John is the executive editor of MoneyWeek and writes our daily investment email, Money Morning. John graduated from Strathclyde University with a degree in psychology in 1996 and has always been fascinated by the gap between the way the market works in theory and the way it works in practice, and by how our deep-rooted instincts work against our best interests as investors.

He started out in journalism by writing articles about the specific business challenges facing family firms. In 2003, he took a job on the finance desk of Teletext, where he spent two years covering the markets and breaking financial news. John joined MoneyWeek in 2005.

His work has been published in Families in Business, Shares magazine, Spear's Magazine, The Sunday Times, and The Spectator among others. He has also appeared as an expert commentator on BBC Radio 4's Today programme, BBC Radio Scotland, Newsnight, Daily Politics and Bloomberg.
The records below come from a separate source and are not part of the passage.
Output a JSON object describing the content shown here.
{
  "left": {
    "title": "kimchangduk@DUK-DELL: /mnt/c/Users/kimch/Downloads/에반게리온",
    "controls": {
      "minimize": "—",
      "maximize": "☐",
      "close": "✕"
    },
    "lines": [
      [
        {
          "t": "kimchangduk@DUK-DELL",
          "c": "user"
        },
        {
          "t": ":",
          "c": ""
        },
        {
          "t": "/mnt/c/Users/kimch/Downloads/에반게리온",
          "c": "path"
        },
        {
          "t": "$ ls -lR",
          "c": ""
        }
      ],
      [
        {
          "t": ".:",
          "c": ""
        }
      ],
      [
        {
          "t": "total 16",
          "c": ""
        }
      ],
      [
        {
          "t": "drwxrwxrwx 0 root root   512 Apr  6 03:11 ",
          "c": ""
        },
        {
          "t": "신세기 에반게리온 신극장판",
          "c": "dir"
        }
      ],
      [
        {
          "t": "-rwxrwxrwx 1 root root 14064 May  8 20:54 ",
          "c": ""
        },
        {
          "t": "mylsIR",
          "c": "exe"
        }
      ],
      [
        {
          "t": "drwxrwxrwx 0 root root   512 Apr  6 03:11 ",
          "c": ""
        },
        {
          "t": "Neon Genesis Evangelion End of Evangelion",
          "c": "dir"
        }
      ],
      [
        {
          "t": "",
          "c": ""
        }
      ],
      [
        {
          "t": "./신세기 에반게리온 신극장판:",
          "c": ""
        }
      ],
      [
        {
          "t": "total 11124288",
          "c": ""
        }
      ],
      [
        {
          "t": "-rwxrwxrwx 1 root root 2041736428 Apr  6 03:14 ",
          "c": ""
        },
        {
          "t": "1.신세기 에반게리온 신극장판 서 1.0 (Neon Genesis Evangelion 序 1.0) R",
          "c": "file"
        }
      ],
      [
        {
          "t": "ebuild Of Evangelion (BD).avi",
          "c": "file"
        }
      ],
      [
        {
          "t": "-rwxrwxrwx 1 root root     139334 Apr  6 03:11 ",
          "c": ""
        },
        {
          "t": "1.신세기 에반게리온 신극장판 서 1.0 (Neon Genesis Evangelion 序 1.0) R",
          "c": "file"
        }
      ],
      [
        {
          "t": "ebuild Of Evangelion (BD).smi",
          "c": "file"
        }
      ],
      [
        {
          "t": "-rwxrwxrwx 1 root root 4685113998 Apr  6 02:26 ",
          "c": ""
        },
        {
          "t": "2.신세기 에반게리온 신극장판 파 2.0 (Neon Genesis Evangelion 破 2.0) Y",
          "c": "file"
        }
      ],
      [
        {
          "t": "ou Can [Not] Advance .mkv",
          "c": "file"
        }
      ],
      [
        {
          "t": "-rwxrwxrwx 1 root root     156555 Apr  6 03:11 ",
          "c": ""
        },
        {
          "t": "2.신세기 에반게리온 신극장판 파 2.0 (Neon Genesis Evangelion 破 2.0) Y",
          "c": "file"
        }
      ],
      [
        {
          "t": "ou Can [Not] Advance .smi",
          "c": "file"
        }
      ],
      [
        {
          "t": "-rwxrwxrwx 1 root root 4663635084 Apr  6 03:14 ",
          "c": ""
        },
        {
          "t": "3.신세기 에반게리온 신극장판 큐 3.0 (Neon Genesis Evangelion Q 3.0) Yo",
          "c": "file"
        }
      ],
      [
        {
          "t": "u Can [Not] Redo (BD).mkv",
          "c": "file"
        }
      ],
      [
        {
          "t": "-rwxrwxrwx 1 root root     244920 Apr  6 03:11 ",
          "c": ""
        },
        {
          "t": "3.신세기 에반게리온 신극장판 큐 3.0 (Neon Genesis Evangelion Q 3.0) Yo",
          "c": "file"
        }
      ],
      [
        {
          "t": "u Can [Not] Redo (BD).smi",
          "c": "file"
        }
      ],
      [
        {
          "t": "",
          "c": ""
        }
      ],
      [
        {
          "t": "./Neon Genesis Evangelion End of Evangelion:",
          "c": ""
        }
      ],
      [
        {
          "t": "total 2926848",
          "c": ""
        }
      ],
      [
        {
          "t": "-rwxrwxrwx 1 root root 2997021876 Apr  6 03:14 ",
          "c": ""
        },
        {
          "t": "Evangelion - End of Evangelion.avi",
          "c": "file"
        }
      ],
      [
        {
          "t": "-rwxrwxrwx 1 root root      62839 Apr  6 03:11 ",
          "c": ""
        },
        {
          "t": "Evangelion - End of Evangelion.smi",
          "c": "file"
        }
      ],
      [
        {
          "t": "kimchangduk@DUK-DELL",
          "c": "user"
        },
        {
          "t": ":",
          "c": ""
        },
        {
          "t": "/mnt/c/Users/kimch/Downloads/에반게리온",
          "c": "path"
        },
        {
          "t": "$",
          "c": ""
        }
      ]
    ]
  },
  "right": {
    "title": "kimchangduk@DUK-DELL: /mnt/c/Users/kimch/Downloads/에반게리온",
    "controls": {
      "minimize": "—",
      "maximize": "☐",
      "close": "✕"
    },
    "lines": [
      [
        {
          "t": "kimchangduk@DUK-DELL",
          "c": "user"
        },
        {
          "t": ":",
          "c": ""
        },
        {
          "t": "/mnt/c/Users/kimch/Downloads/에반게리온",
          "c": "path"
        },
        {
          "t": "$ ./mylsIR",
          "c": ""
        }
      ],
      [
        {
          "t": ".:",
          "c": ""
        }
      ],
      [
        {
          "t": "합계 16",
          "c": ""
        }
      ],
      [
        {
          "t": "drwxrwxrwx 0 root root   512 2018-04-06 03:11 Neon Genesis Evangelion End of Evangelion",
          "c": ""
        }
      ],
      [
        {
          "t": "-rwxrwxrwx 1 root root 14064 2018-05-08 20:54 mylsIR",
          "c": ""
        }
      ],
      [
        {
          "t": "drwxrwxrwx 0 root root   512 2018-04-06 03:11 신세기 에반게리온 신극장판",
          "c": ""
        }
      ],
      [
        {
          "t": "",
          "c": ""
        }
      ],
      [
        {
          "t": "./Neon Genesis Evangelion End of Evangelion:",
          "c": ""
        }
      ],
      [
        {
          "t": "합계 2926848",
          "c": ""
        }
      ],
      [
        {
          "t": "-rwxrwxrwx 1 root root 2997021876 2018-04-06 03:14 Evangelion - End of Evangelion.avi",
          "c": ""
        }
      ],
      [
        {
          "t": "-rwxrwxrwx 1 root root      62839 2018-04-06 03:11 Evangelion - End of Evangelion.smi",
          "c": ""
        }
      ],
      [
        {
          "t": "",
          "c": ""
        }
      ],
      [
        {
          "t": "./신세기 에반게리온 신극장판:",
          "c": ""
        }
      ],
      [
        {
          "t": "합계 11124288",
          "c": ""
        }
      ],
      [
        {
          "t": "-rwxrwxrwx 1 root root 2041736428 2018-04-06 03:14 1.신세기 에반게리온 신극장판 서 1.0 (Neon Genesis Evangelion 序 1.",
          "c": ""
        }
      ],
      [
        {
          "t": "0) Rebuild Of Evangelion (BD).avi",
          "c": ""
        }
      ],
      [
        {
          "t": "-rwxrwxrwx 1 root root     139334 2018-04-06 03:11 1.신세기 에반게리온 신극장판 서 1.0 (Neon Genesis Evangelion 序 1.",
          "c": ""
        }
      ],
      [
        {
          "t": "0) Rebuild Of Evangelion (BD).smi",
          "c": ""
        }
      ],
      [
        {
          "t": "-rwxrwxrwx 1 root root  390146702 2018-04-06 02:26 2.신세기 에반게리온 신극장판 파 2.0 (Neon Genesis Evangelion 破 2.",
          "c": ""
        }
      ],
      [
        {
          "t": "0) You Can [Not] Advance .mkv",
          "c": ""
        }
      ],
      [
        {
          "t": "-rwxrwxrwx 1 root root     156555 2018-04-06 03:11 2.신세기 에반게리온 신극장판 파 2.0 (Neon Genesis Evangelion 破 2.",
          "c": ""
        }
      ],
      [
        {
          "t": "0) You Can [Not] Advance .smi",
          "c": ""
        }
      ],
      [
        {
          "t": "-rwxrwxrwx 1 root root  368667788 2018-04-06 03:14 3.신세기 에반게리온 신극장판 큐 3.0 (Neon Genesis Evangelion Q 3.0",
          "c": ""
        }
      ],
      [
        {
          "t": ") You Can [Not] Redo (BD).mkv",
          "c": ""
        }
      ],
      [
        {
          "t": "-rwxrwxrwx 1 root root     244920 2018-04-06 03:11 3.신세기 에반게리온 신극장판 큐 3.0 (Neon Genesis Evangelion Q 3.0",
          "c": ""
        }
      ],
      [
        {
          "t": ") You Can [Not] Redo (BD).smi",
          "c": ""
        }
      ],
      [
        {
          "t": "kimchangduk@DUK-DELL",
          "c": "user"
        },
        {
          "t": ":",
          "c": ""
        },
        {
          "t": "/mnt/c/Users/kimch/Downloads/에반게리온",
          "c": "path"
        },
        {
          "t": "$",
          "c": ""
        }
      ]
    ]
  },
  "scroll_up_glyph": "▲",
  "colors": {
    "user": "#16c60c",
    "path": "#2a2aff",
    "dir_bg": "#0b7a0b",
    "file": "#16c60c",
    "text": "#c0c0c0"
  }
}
His first book, on contrarian investing, The Sceptical Investor, was released in March 2019. You can follow John on Twitter at @john_stepek.